AIM OF THE EXERCISE - Output all the entries word for word. Omit the pictures.

Collected data entries -
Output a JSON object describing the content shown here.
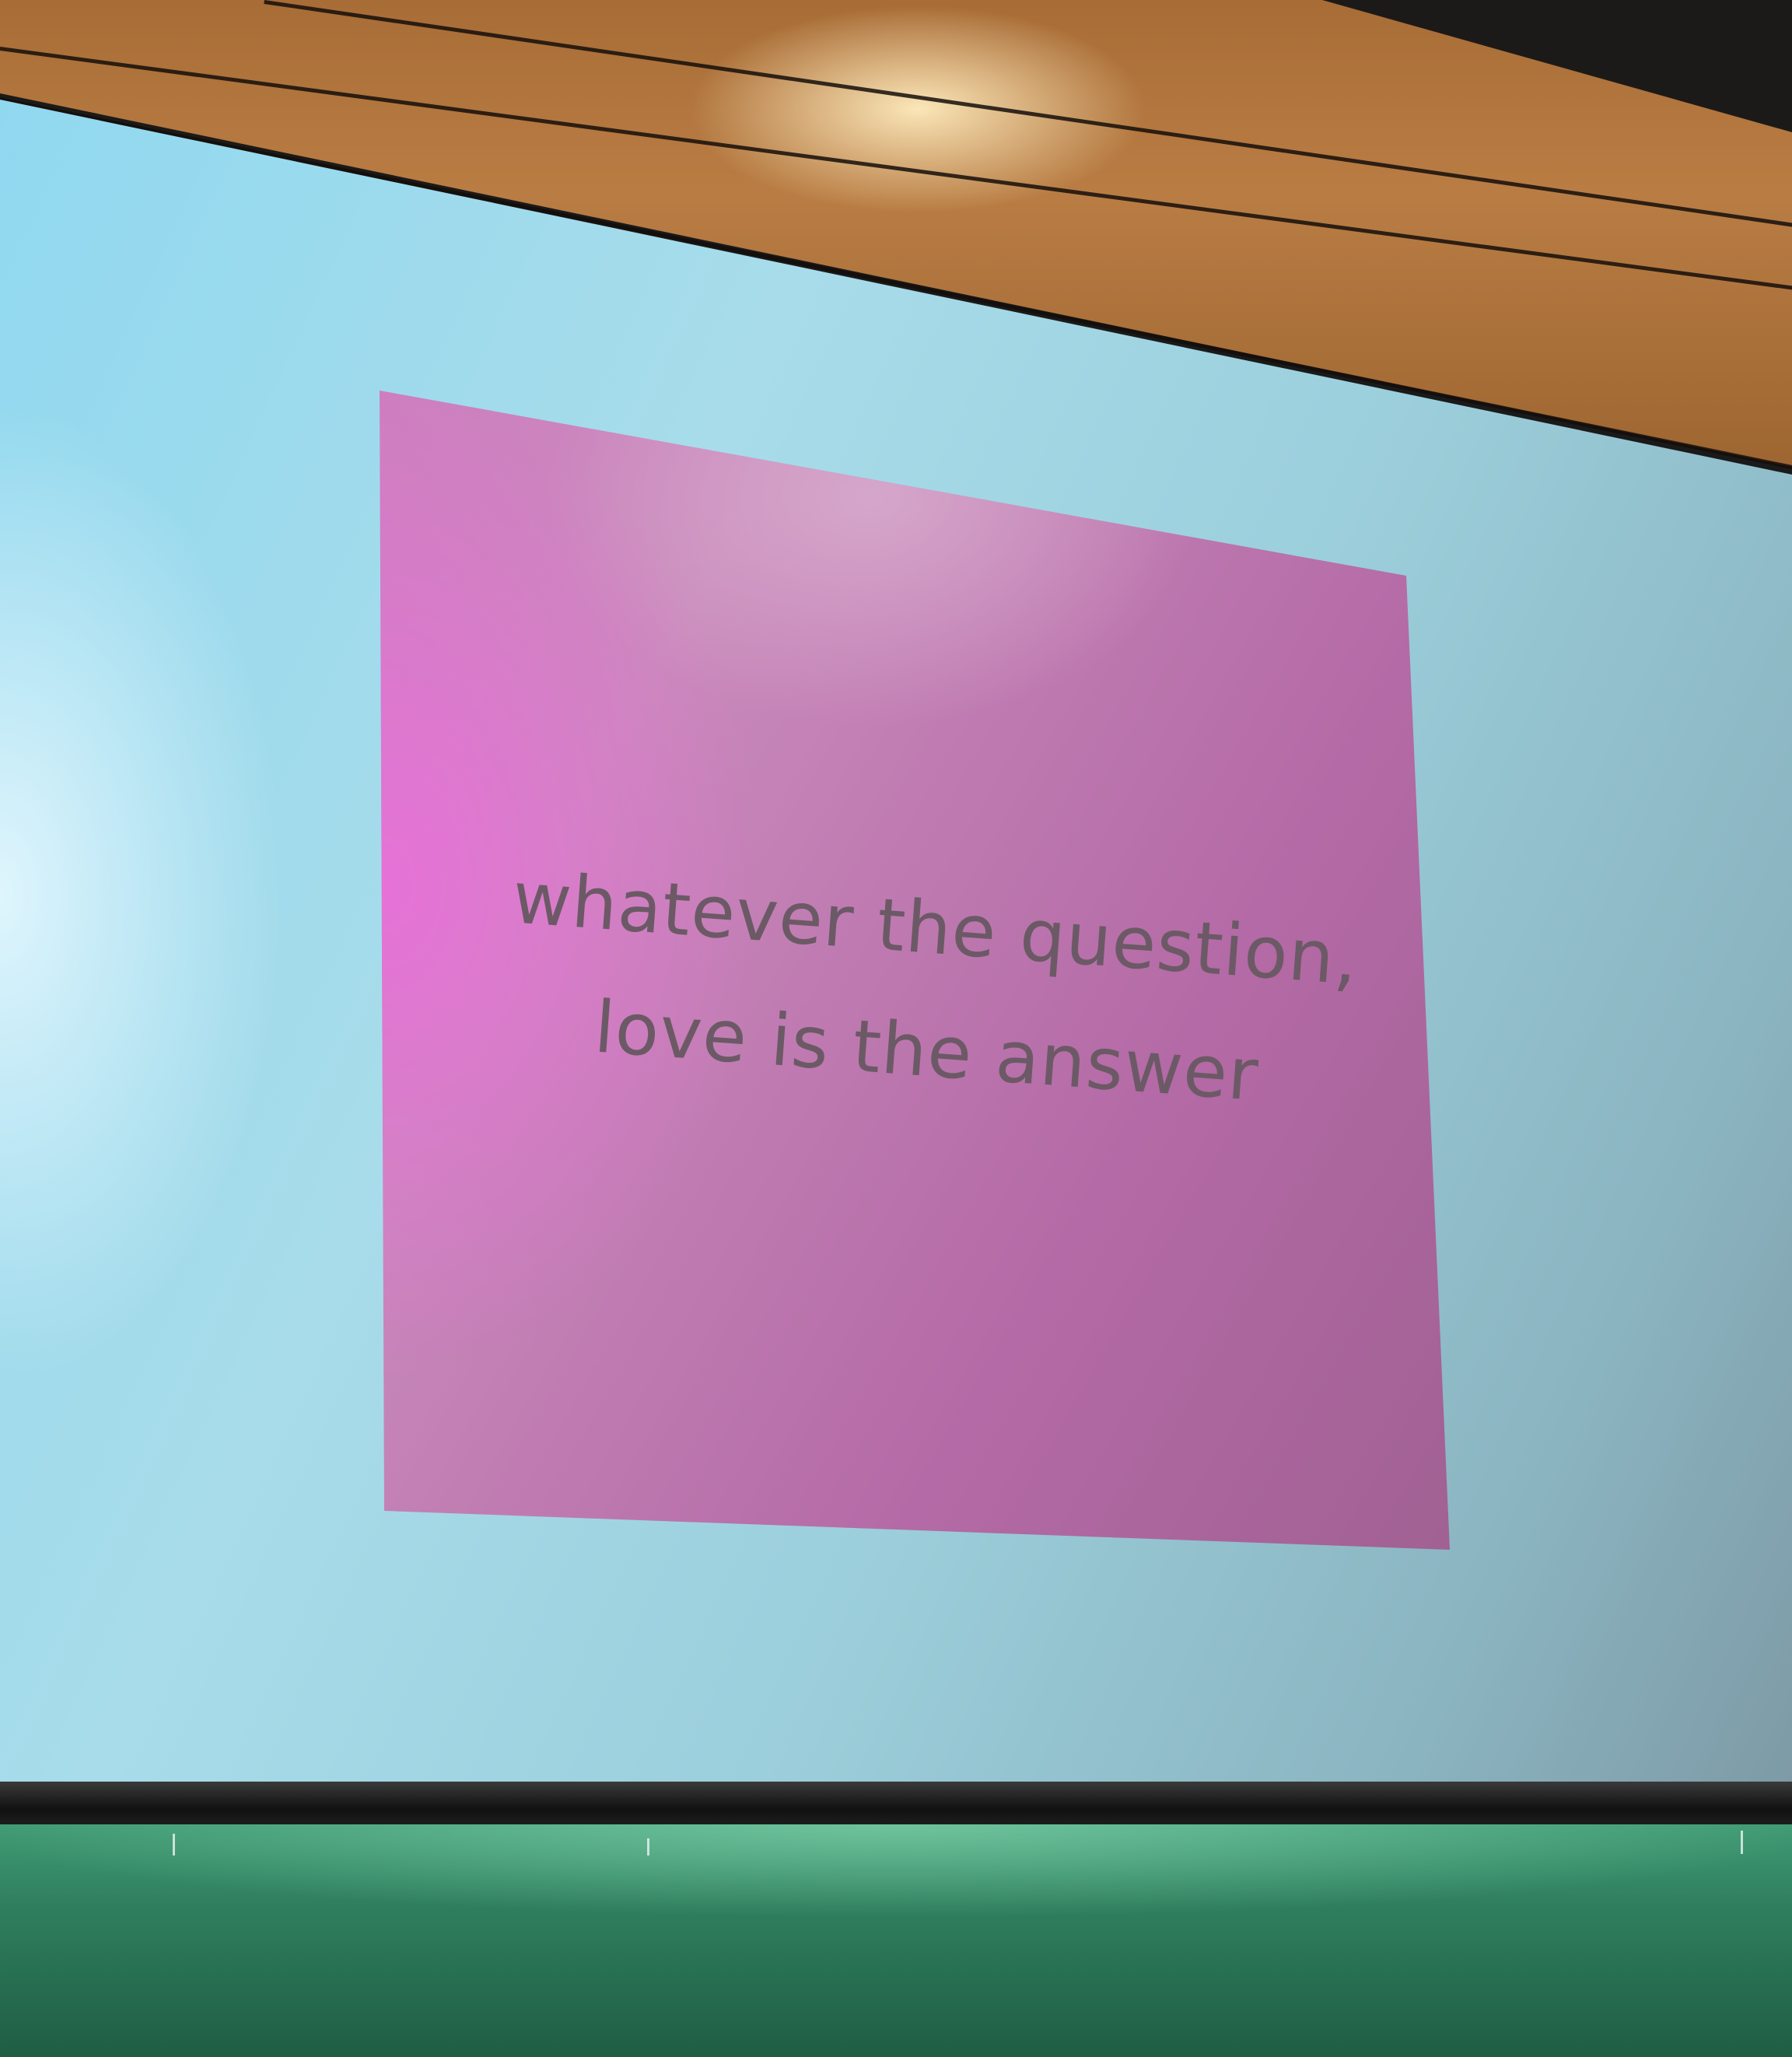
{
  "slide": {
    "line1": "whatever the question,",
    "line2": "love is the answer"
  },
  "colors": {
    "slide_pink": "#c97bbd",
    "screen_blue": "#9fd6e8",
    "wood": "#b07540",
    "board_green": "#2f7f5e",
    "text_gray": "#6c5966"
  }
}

PROBLEM SOLUTION -
Output a JSON object describing the content shown here.
{
  "slide": {
    "line1": "whatever the question,",
    "line2": "love is the answer"
  },
  "colors": {
    "slide_pink": "#c97bbd",
    "screen_blue": "#9fd6e8",
    "wood": "#b07540",
    "board_green": "#2f7f5e",
    "text_gray": "#6c5966"
  }
}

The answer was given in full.